Was the Christian life meant to be easy? No. Does God promises you riches and treasures here on this earth? Certainly not on the terms that some people seem to be suggesting. Jesus said, “The foxes have holes, and the birds of the air have nests; but the Son of man hath not where to lay his head.” (Matthew 8:20b) Since we are called to be like him, we should not be surprised if we find ourselves without a pillow every once in a while! (Even Jacob slept used a rock as a pillow if you will recall.) Note that this was voluntary on Jesus’s part. Jesus could have had a “pillow” all the time, if he had wanted to. The point is that he chose to suffer so that others would be blessed, and we are called to do the same. In other words, our choice to serve him by denying ourselves must be just that: our choice. Not of compulsion, but willingly, as it were, even if we are “forced” to have to do it sometimes (those times when we have no other choice).
Of the apostle Paul, Jesus said, “For I will shew him how great things he must suffer for my name’s sake.” (Acts 9:16) What was Paul’s response to this? “For I am ready not to be bound only, but also to die at Jerusalem for the name of the Lord Jesus.” (Acts 21:13b) No wonder Paul could write the following, emblazened words at the close of his life on earth: “For I am now ready to be offered, and the time of my departure is at hand. I have fought a good fight, I have finished my course, I have kept the faith: Henceforth there is laid up for me a crown of righteousness, which the Lord, the righteous judge, shall give me at that day: and not to me only, but unto all them also that love his appearing.” (2 Timothy 4:6-8)
Praise the Lord! Paul was a disciple indeed! Are we willing to suffer like that? Have we given our all to the Lord and laid down our lives yet, so that we might truly serve him right now where we are? At the close of our lives, will we be able to say, like the apostle Paul did, “I have fought the good fight, I have finished the course, I have kept the faith?” (verse 7) Notice, that it is because of this that Paul can then say in the very next sentence, “Henceforth …”. Henceforth what? “Henceforth there is laid up for me a crown of righteousness, which the Lord, the righteous judge, shall give me at that day: and not to me only, but unto all them also that love his appearing.” (verse 8)
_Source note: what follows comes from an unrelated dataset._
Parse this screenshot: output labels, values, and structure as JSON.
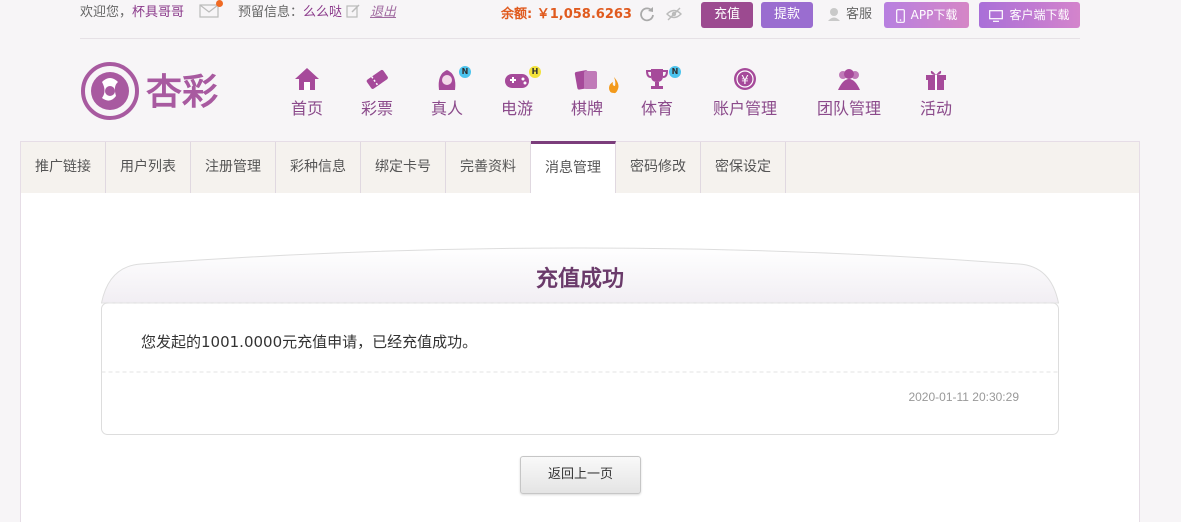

Do you love the Lord? Are you looking forward to his appearing, as Paul talks about in this passage? Do you believe that he is even coming back? If you do, there has never been a better time than today to put your faith into action, to demonstrate that you really do take the words of our Lord and Savior Jesus Christ seriously. It’s now, my friends. For tomorrow may soon be gone!